When Steve Scurlock retires on December 31 of this year, he will do so after almost 29 years of faithful service leading the government relations efforts of the Independent Bankers Association of Texas (IBAT). While intending to spend just a few years at IBAT and then move on, Scurlock instead became a champion for community banks in Austin and Washington, D.C., for decades.
As IBAT’s director of government relations, Scurlock has been responsible for staying on top of state and federal legislative and regulatory activities that affect community banking. He previously served at the Texas Bankers Association and before that was deputy banking commissioner of the Texas Department of Banking from 1987 through 1991.
Scurlock started his banking career as a teller while attending college. Following graduation from Texas Tech University with a BBA degree in finance, he served as a state bank examiner and went on to hold executive positions at several Texas banks. Scurlock grew up in Austin and is a graduate of the SW Graduate School of Banking at Southern Methodist University and the Texas Tech School of Banking.
In a feature article in the winter 2023 issue of The Texas Independent Banker magazine—derived from a conversation with IBAT CEO Christopher Williston and a recent interview with Rob Blackwell, chief content officer for the IntraFi Network—Scurlock said, “The opportunity to represent such a wonderful industry filled with great folks who do so much for so many makes it as easy as anyone could have it in this business. There are some basic rules I’ve adopted and attempted to follow over the years. You need to know your subject matter and the process, and my background has proven to be a big advantage. Be nice. Tell the truth. Be responsive. Be respectful even when disagreeing with legislators, staff, regulators or whomever. You can disagree, and that’s part of the deal, but don’t be a butthead about it. Let your own political beliefs remain your own. Allies come in all shapes and sizes.”
Scurlock noted in the article that the future of community banking will be greatly affected by actions taken on Capitol Hill. “I’m not really sure how many more ‘great ideas’ emanating from D.C. these small banks can stand. ‘Death by a thousand cuts’ comes to mind here. And speaking from experience, it is infinitely easier to tell bankers how to run their business than actually to have to do it…It would be nice to have consistency and reason with a measured and proportionate regulatory approach and stop this unproductive craziness.”
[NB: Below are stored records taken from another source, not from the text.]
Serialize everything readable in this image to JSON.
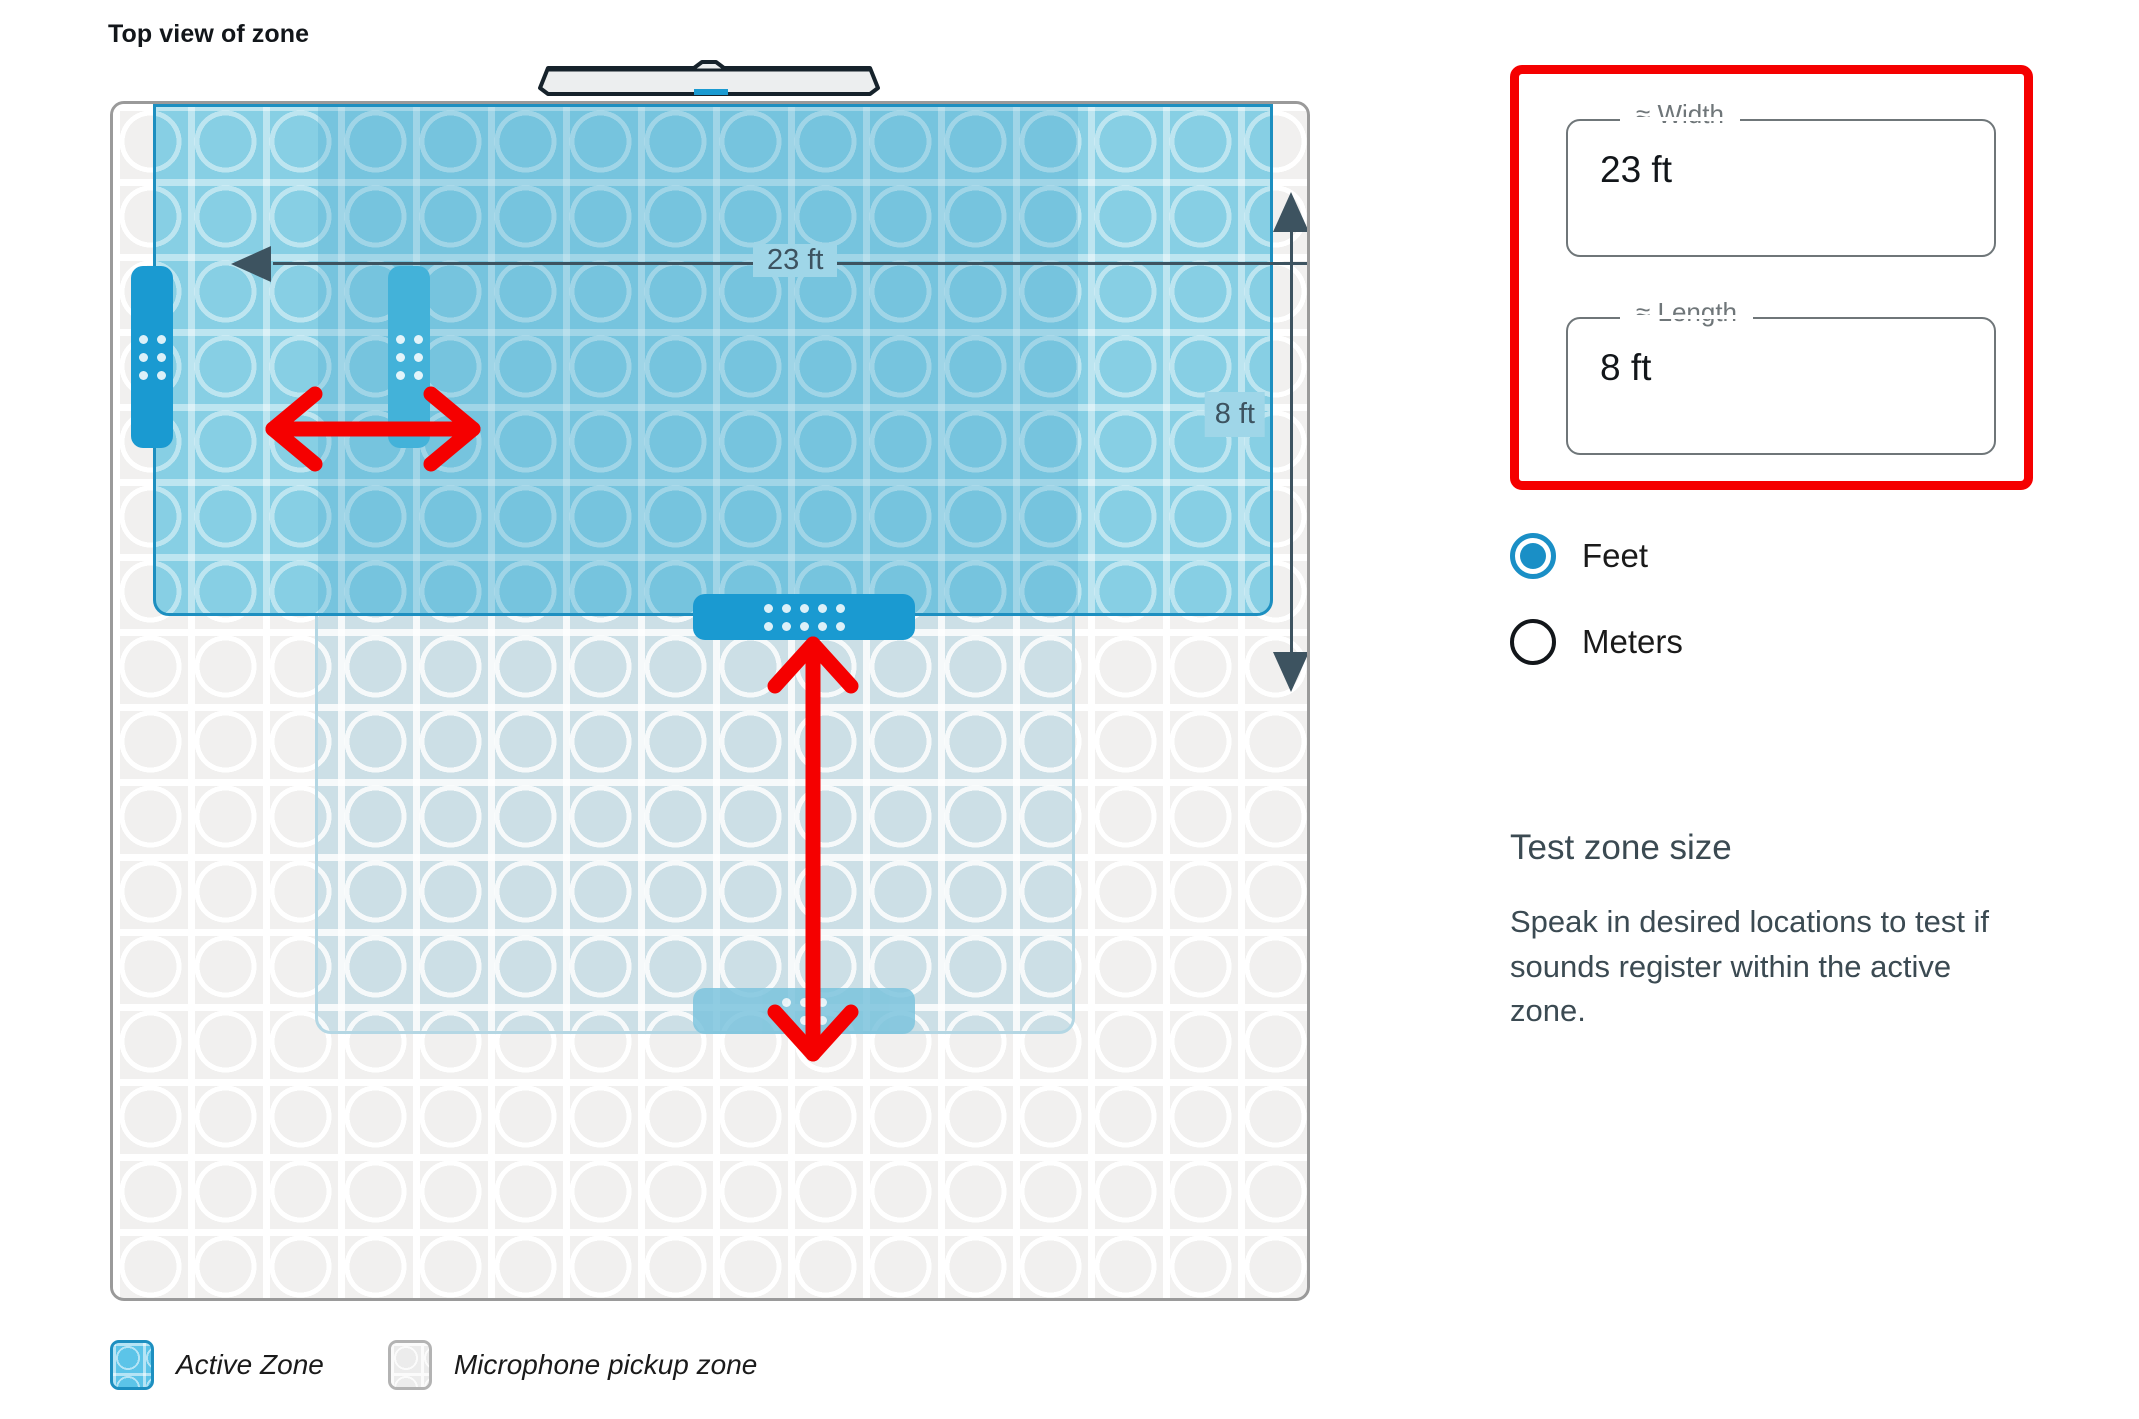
{
  "left_panel": {
    "title": "Top view of zone",
    "device_icon": "soundbar-device-icon",
    "dimensions": {
      "width_label": "23 ft",
      "length_label": "8 ft"
    },
    "annotations": {
      "horizontal_arrow": "red-double-arrow-horizontal",
      "vertical_arrow": "red-double-arrow-vertical"
    },
    "legend": [
      {
        "swatch": "active-zone-swatch",
        "label": "Active Zone"
      },
      {
        "swatch": "microphone-pickup-zone-swatch",
        "label": "Microphone pickup zone"
      }
    ]
  },
  "right_panel": {
    "fields": [
      {
        "label": "≈ Width",
        "value": "23 ft"
      },
      {
        "label": "≈ Length",
        "value": "8 ft"
      }
    ],
    "units": [
      {
        "label": "Feet",
        "selected": true
      },
      {
        "label": "Meters",
        "selected": false
      }
    ],
    "info": {
      "heading": "Test zone size",
      "body": "Speak in desired locations to test if sounds register within the active zone."
    }
  },
  "colors": {
    "active_zone_fill": "#87cfe4",
    "active_zone_border": "#1d8fc0",
    "mic_zone_fill": "#ccdfe6",
    "mic_zone_border": "#b4d7e4",
    "grid_background": "#f1f0ef",
    "handle_blue": "#1a9ad1",
    "annotation_red": "#f50000",
    "accent_blue": "#1a8fc6",
    "text_dark": "#12161a",
    "text_muted": "#3b4a52"
  }
}
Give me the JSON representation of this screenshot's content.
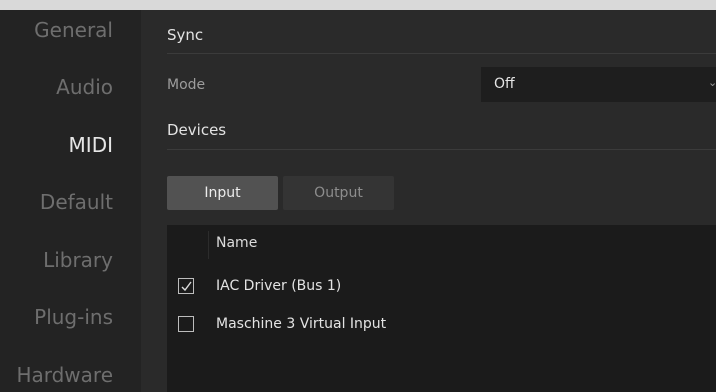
{
  "sidebar": {
    "items": [
      {
        "label": "General"
      },
      {
        "label": "Audio"
      },
      {
        "label": "MIDI",
        "active": true
      },
      {
        "label": "Default"
      },
      {
        "label": "Library"
      },
      {
        "label": "Plug-ins"
      },
      {
        "label": "Hardware"
      }
    ]
  },
  "sync": {
    "title": "Sync",
    "mode_label": "Mode",
    "mode_value": "Off",
    "chevron_icon": "chevron-down-icon"
  },
  "devices": {
    "title": "Devices",
    "tabs": [
      {
        "label": "Input",
        "selected": true
      },
      {
        "label": "Output",
        "selected": false
      }
    ],
    "column_name": "Name",
    "rows": [
      {
        "name": "IAC Driver (Bus 1)",
        "checked": true
      },
      {
        "name": "Maschine 3 Virtual Input",
        "checked": false
      }
    ]
  },
  "colors": {
    "background": "#262626",
    "active_text": "#e6e6e6",
    "inactive_text": "#6e6e6e"
  }
}
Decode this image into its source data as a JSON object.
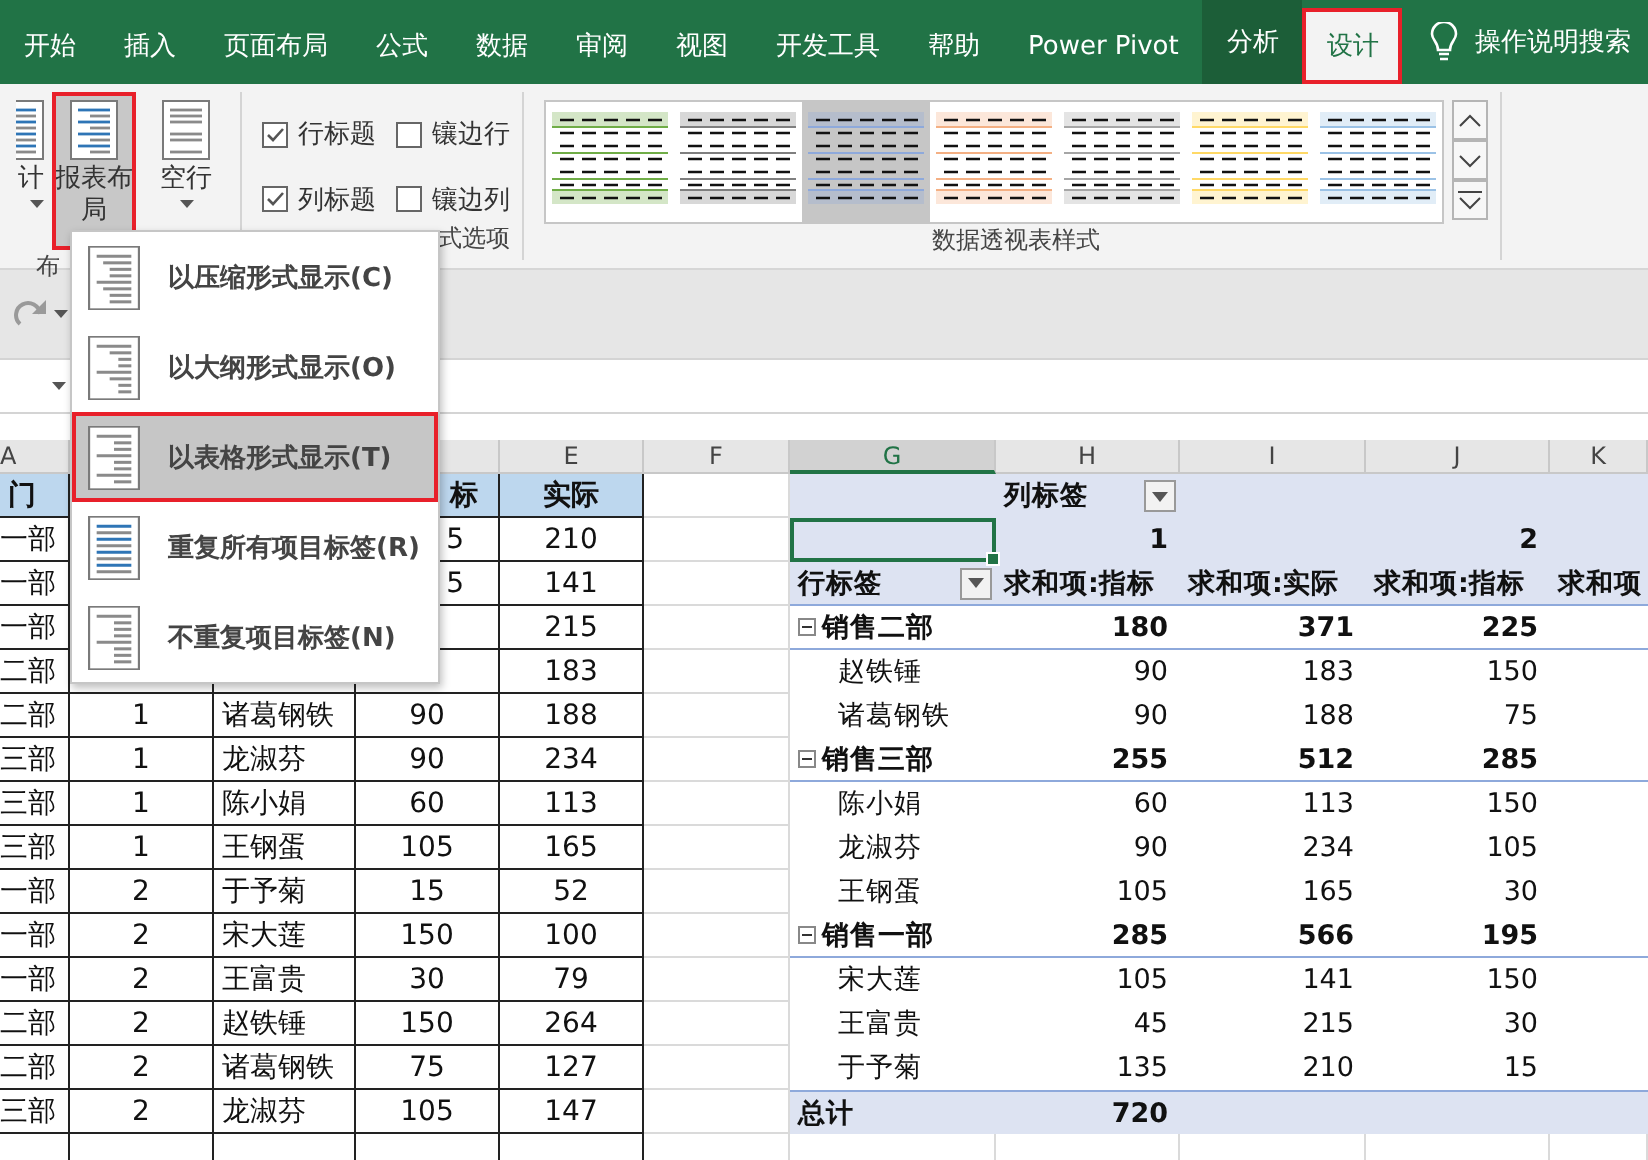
{
  "ribbon_tabs": [
    {
      "label": "开始",
      "selected": false,
      "contextual": false,
      "highlighted": false
    },
    {
      "label": "插入",
      "selected": false,
      "contextual": false,
      "highlighted": false
    },
    {
      "label": "页面布局",
      "selected": false,
      "contextual": false,
      "highlighted": false
    },
    {
      "label": "公式",
      "selected": false,
      "contextual": false,
      "highlighted": false
    },
    {
      "label": "数据",
      "selected": false,
      "contextual": false,
      "highlighted": false
    },
    {
      "label": "审阅",
      "selected": false,
      "contextual": false,
      "highlighted": false
    },
    {
      "label": "视图",
      "selected": false,
      "contextual": false,
      "highlighted": false
    },
    {
      "label": "开发工具",
      "selected": false,
      "contextual": false,
      "highlighted": false
    },
    {
      "label": "帮助",
      "selected": false,
      "contextual": false,
      "highlighted": false
    },
    {
      "label": "Power Pivot",
      "selected": false,
      "contextual": false,
      "highlighted": false
    },
    {
      "label": "分析",
      "selected": false,
      "contextual": true,
      "highlighted": false
    },
    {
      "label": "设计",
      "selected": true,
      "contextual": true,
      "highlighted": true
    }
  ],
  "tell_me": "操作说明搜索",
  "layout_group": {
    "label": "布",
    "buttons": [
      {
        "label": "计",
        "kind": "subtotals",
        "selected": false,
        "highlighted": false
      },
      {
        "label": "报表布局",
        "kind": "report",
        "selected": true,
        "highlighted": true
      },
      {
        "label": "空行",
        "kind": "blank_rows",
        "selected": false,
        "highlighted": false
      }
    ]
  },
  "style_options": {
    "label": "式选项",
    "items": [
      {
        "label": "行标题",
        "checked": true
      },
      {
        "label": "镶边行",
        "checked": false
      },
      {
        "label": "列标题",
        "checked": true
      },
      {
        "label": "镶边列",
        "checked": false
      }
    ]
  },
  "pivot_styles": {
    "label": "数据透视表样式",
    "items": [
      {
        "color": "#70ad47",
        "selected": false
      },
      {
        "color": "#7f7f7f",
        "selected": false
      },
      {
        "color": "#8ea9db",
        "selected": true
      },
      {
        "color": "#f4b084",
        "selected": false
      },
      {
        "color": "#a6a6a6",
        "selected": false
      },
      {
        "color": "#ffd966",
        "selected": false
      },
      {
        "color": "#9bc2e6",
        "selected": false
      }
    ]
  },
  "layout_menu": [
    {
      "label": "以压缩形式显示(C)",
      "kind": "compact",
      "selected": false,
      "highlighted": false
    },
    {
      "label": "以大纲形式显示(O)",
      "kind": "outline",
      "selected": false,
      "highlighted": false
    },
    {
      "label": "以表格形式显示(T)",
      "kind": "tabular",
      "selected": true,
      "highlighted": true
    },
    {
      "label": "重复所有项目标签(R)",
      "kind": "repeat",
      "selected": false,
      "highlighted": false
    },
    {
      "label": "不重复项目标签(N)",
      "kind": "no_repeat",
      "selected": false,
      "highlighted": false
    }
  ],
  "column_headers": [
    {
      "label": "A",
      "selected": false
    },
    {
      "label": "E",
      "selected": false
    },
    {
      "label": "F",
      "selected": false
    },
    {
      "label": "G",
      "selected": true
    },
    {
      "label": "H",
      "selected": false
    },
    {
      "label": "I",
      "selected": false
    },
    {
      "label": "J",
      "selected": false
    },
    {
      "label": "K",
      "selected": false
    }
  ],
  "table": {
    "header": {
      "dept": "门",
      "target": "标",
      "actual": "实际"
    },
    "rows": [
      {
        "dept": "一部",
        "target": "5",
        "actual": "210"
      },
      {
        "dept": "一部",
        "target": "5",
        "actual": "141"
      },
      {
        "dept": "一部",
        "actual": "215"
      },
      {
        "dept": "二部",
        "actual": "183"
      },
      {
        "dept": "二部",
        "round": "1",
        "name": "诸葛钢铁",
        "target": "90",
        "actual": "188"
      },
      {
        "dept": "三部",
        "round": "1",
        "name": "龙淑芬",
        "target": "90",
        "actual": "234"
      },
      {
        "dept": "三部",
        "round": "1",
        "name": "陈小娟",
        "target": "60",
        "actual": "113"
      },
      {
        "dept": "三部",
        "round": "1",
        "name": "王钢蛋",
        "target": "105",
        "actual": "165"
      },
      {
        "dept": "一部",
        "round": "2",
        "name": "于予菊",
        "target": "15",
        "actual": "52"
      },
      {
        "dept": "一部",
        "round": "2",
        "name": "宋大莲",
        "target": "150",
        "actual": "100"
      },
      {
        "dept": "一部",
        "round": "2",
        "name": "王富贵",
        "target": "30",
        "actual": "79"
      },
      {
        "dept": "二部",
        "round": "2",
        "name": "赵铁锤",
        "target": "150",
        "actual": "264"
      },
      {
        "dept": "二部",
        "round": "2",
        "name": "诸葛钢铁",
        "target": "75",
        "actual": "127"
      },
      {
        "dept": "三部",
        "round": "2",
        "name": "龙淑芬",
        "target": "105",
        "actual": "147"
      }
    ]
  },
  "pivot": {
    "column_caption": "列标签",
    "column_values": [
      "1",
      "2"
    ],
    "row_caption": "行标签",
    "corner_selected": true,
    "value_headers": [
      "求和项:指标",
      "求和项:实际",
      "求和项:指标",
      "求和项"
    ],
    "groups": [
      {
        "label": "销售二部",
        "expanded": true,
        "values": [
          "180",
          "371",
          "225"
        ],
        "children": [
          {
            "label": "赵铁锤",
            "values": [
              "90",
              "183",
              "150"
            ]
          },
          {
            "label": "诸葛钢铁",
            "values": [
              "90",
              "188",
              "75"
            ]
          }
        ]
      },
      {
        "label": "销售三部",
        "expanded": true,
        "values": [
          "255",
          "512",
          "285"
        ],
        "children": [
          {
            "label": "陈小娟",
            "values": [
              "60",
              "113",
              "150"
            ]
          },
          {
            "label": "龙淑芬",
            "values": [
              "90",
              "234",
              "105"
            ]
          },
          {
            "label": "王钢蛋",
            "values": [
              "105",
              "165",
              "30"
            ]
          }
        ]
      },
      {
        "label": "销售一部",
        "expanded": true,
        "values": [
          "285",
          "566",
          "195"
        ],
        "children": [
          {
            "label": "宋大莲",
            "values": [
              "105",
              "141",
              "150"
            ]
          },
          {
            "label": "王富贵",
            "values": [
              "45",
              "215",
              "30"
            ]
          },
          {
            "label": "于予菊",
            "values": [
              "135",
              "210",
              "15"
            ]
          }
        ]
      }
    ],
    "total": {
      "label": "总计",
      "values": [
        "720"
      ]
    }
  }
}
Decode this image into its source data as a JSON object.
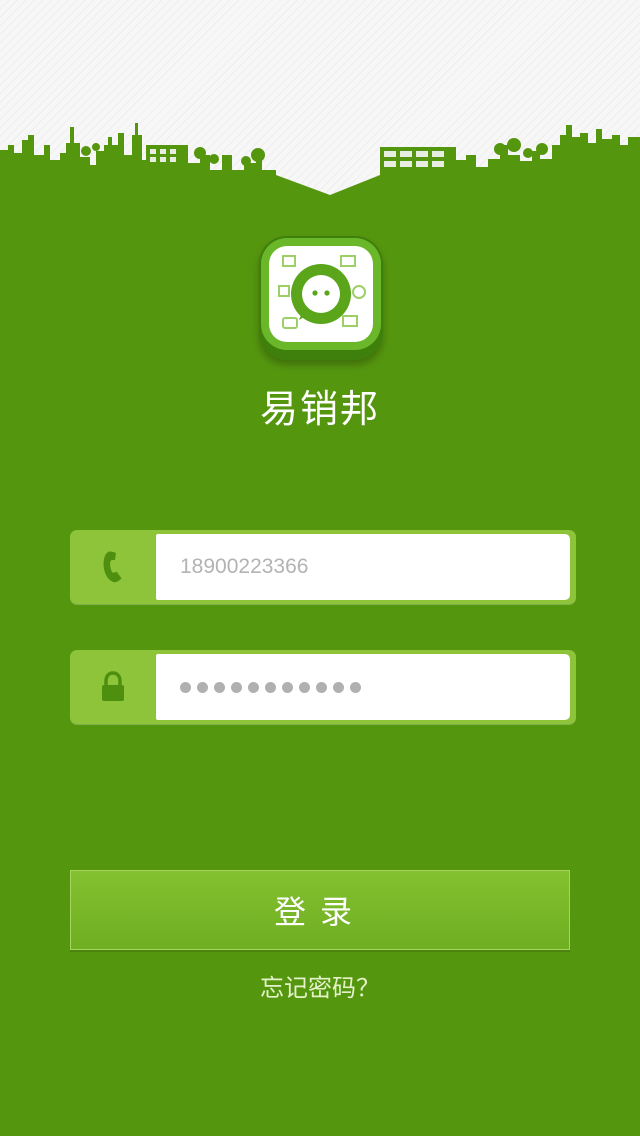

Scurlock acknowledges that his career achievements wouldn’t have been possible without the support of his wife. “Becky Scurlock has been an amazing partner in this adventure and an asset to me and IBAT. We both have developed many wonderful friendships over the years with so many of our members. I’m going to miss the interaction with some amazing people and the challenge that is the legislative and political process, but I’m tired of running at this pace. We plan to take advantage of a surprising number of invitations from friends all over the state and elsewhere who have asked us to hang out with them for a few days. I’m looking forward to seeing my sons and their families more frequently. I want to play golf again. I want to go fishing more often. I want to travel without the requisite check emails and return phone calls daily ritual. I want to celebrate Becky’s kicking cancer’s ass and enjoy spending more time with my amazing wife and best friend.”
Last year, Scurlock received IBAT’s esteemed Trailblazer Award, which bestows special recognition to those who are especially supportive of the independent community banking industry. “A trailblazer comes along and creates a path for others to follow. He or she makes it easier for others to find their way and get to their destination successfully,” Christopher Williston, IBAT president and CEO, said in 2022. “Perhaps the greatest thing I can say about Steve Scurlock is that every path he blazes on behalf of Texas community bankers is a path blazed with integrity, respect, dignity and relationship.”